--- Work instructions ---
Please set out each line below exactly as it stands, without the images.

++++++++

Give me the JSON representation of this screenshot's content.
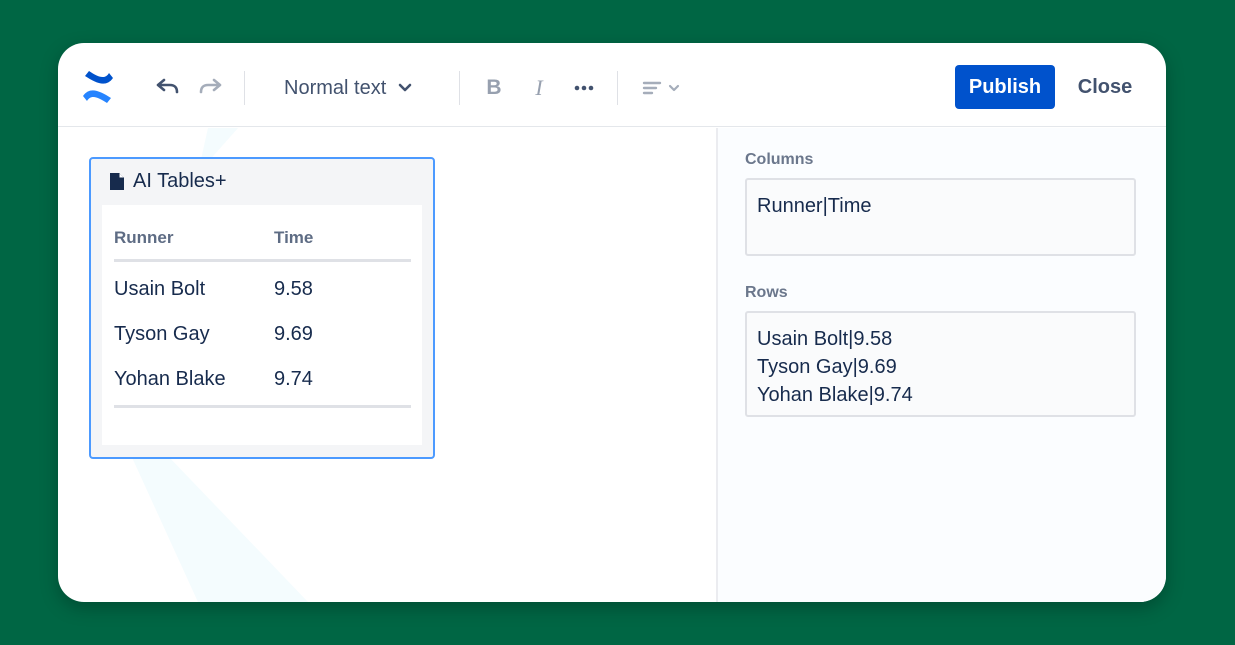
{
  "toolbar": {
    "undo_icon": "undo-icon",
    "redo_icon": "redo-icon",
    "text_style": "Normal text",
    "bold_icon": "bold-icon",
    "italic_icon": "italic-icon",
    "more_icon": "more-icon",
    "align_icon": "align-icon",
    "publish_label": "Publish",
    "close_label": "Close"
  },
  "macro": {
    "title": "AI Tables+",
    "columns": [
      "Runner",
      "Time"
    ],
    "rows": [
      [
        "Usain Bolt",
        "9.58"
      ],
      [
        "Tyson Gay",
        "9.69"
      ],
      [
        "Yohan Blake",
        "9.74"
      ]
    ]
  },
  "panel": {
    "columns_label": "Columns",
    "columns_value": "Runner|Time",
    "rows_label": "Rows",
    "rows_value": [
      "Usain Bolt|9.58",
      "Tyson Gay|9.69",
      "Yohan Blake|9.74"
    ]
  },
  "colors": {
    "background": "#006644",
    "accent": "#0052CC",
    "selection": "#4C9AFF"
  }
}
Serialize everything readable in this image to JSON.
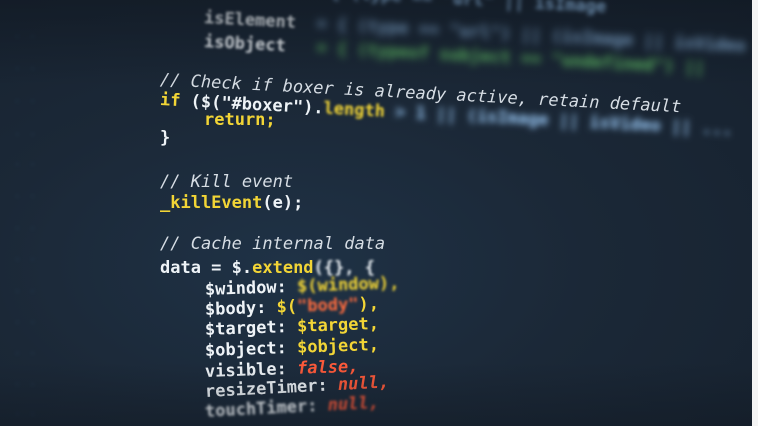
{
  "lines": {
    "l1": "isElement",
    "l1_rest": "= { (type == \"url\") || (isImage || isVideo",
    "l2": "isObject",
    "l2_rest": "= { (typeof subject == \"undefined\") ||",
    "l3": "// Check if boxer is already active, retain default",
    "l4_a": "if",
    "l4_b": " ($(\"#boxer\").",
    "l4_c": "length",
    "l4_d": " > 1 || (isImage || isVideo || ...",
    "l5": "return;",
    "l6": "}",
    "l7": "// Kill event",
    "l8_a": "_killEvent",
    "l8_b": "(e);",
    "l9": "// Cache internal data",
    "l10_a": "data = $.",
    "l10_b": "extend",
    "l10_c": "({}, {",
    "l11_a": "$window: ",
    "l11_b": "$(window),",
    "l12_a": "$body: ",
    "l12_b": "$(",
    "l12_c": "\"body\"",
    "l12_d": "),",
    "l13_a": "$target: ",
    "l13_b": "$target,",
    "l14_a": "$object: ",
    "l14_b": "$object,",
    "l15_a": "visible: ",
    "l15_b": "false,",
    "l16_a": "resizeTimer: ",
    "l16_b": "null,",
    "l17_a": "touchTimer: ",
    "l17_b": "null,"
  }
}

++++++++

--- Answer for this exercise ---
Give me the JSON representation of this screenshot's content.
{
  "toolbar": {
    "undo_icon": "undo-icon",
    "redo_icon": "redo-icon",
    "text_style": "Normal text",
    "bold_icon": "bold-icon",
    "italic_icon": "italic-icon",
    "more_icon": "more-icon",
    "align_icon": "align-icon",
    "publish_label": "Publish",
    "close_label": "Close"
  },
  "macro": {
    "title": "AI Tables+",
    "columns": [
      "Runner",
      "Time"
    ],
    "rows": [
      [
        "Usain Bolt",
        "9.58"
      ],
      [
        "Tyson Gay",
        "9.69"
      ],
      [
        "Yohan Blake",
        "9.74"
      ]
    ]
  },
  "panel": {
    "columns_label": "Columns",
    "columns_value": "Runner|Time",
    "rows_label": "Rows",
    "rows_value": [
      "Usain Bolt|9.58",
      "Tyson Gay|9.69",
      "Yohan Blake|9.74"
    ]
  },
  "colors": {
    "background": "#006644",
    "accent": "#0052CC",
    "selection": "#4C9AFF"
  }
}
Serialize everything readable in this image to JSON.
{
  "lines": {
    "l1": "isElement",
    "l1_rest": "= { (type == \"url\") || (isImage || isVideo",
    "l2": "isObject",
    "l2_rest": "= { (typeof subject == \"undefined\") ||",
    "l3": "// Check if boxer is already active, retain default",
    "l4_a": "if",
    "l4_b": " ($(\"#boxer\").",
    "l4_c": "length",
    "l4_d": " > 1 || (isImage || isVideo || ...",
    "l5": "return;",
    "l6": "}",
    "l7": "// Kill event",
    "l8_a": "_killEvent",
    "l8_b": "(e);",
    "l9": "// Cache internal data",
    "l10_a": "data = $.",
    "l10_b": "extend",
    "l10_c": "({}, {",
    "l11_a": "$window: ",
    "l11_b": "$(window),",
    "l12_a": "$body: ",
    "l12_b": "$(",
    "l12_c": "\"body\"",
    "l12_d": "),",
    "l13_a": "$target: ",
    "l13_b": "$target,",
    "l14_a": "$object: ",
    "l14_b": "$object,",
    "l15_a": "visible: ",
    "l15_b": "false,",
    "l16_a": "resizeTimer: ",
    "l16_b": "null,",
    "l17_a": "touchTimer: ",
    "l17_b": "null,"
  }
}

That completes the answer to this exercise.